STAGE – Scientists, Technologists and Artists Generating Exploration – will award the winning playwright a $10,000 cash prize and an opportunity to further develop their play.
For this, the 5th cycle of the competition, nearly 200 scripts from a dozen countries were submitted. The three plays chosen to vie for the top prize vary greatly in tone and subject matter.
Ear to the Edge of Time, by Alana Valentine, a playwright from Sydney, Australia, is as much about the fascinating machinations of astronomical physics as it is about the dilemmas, compromises, and culture that are part of scientific discovery. Sequence, by Arun Lakra, an eye surgeon and writer from Calgary, Canada, is a humorous and complicated exploration of the importance of order – in our genetic code, in chronology, and in our lives. The only American finalist, This Rough Magic, by New York advertising executive-turned-playwright Richard Manley, takes place in a foreseeable future, where the problems of overcoming loneliness and feeling unloved prevail, but technology provides solutions to those who can afford them.
On October 21, 2012, the winner will be awarded their cash prize in a ceremony in Dublin, the 2012 European City of Science. In tandem with the award ceremony, there will be a staged reading of the winning play performed by professional Irish actors at Dublin’s Samuel Beckett Theatre.
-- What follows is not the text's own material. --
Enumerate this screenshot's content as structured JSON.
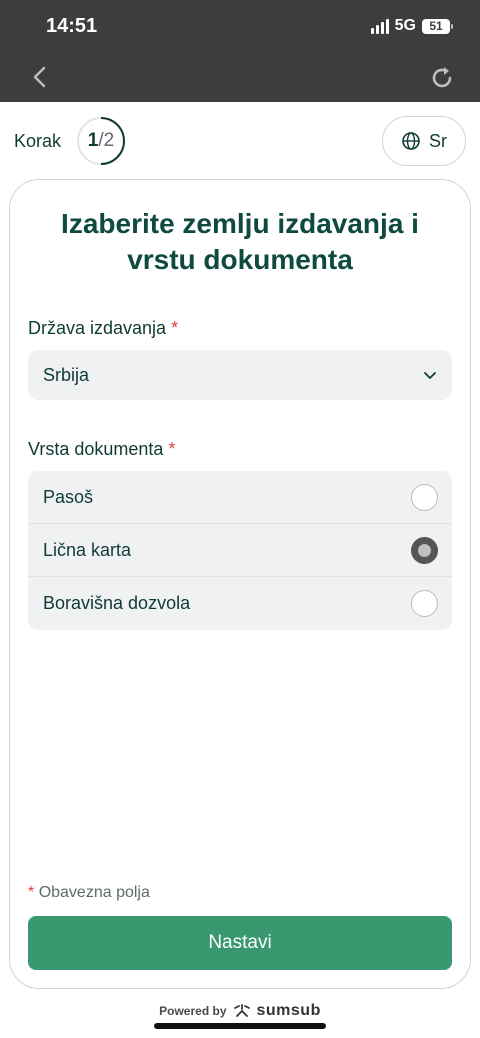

The event locale was chosen as a result of a collaboration between STAGE and CRANN, the Centre for Research on Adaptive Nanostructures and Nanodevices (www.crann.tcd.ie), an internationally recognized institute for nanoscience research located at Trinity College Dublin.
BBC World Service Radio’s “Science in Action” program is currently doing a year-long series on the STAGE International Script Competition. The series began with the 5th cycle’s submission deadline of December 1, 2011, and will feature installments throughout the year, culminating in coverage of the Dublin award ceremony and play reading. The broadcasts may be heard HERE.
STAGE, a unique collaboration between the arts and sciences, is housed in the California NanoSystems Institute (CNSI), an esteemed science institute at the University of California, Santa Barbara. STAGE grew out of efforts to catalyze the development of theatre that depicts the technological age in which we live and to foster new and imaginative voices and methods of storytelling, as well as to promote understanding of the sciences in the public arena.
For more information:
California NanoSystems Institute: www.cnsi.ucsb.edu
# # #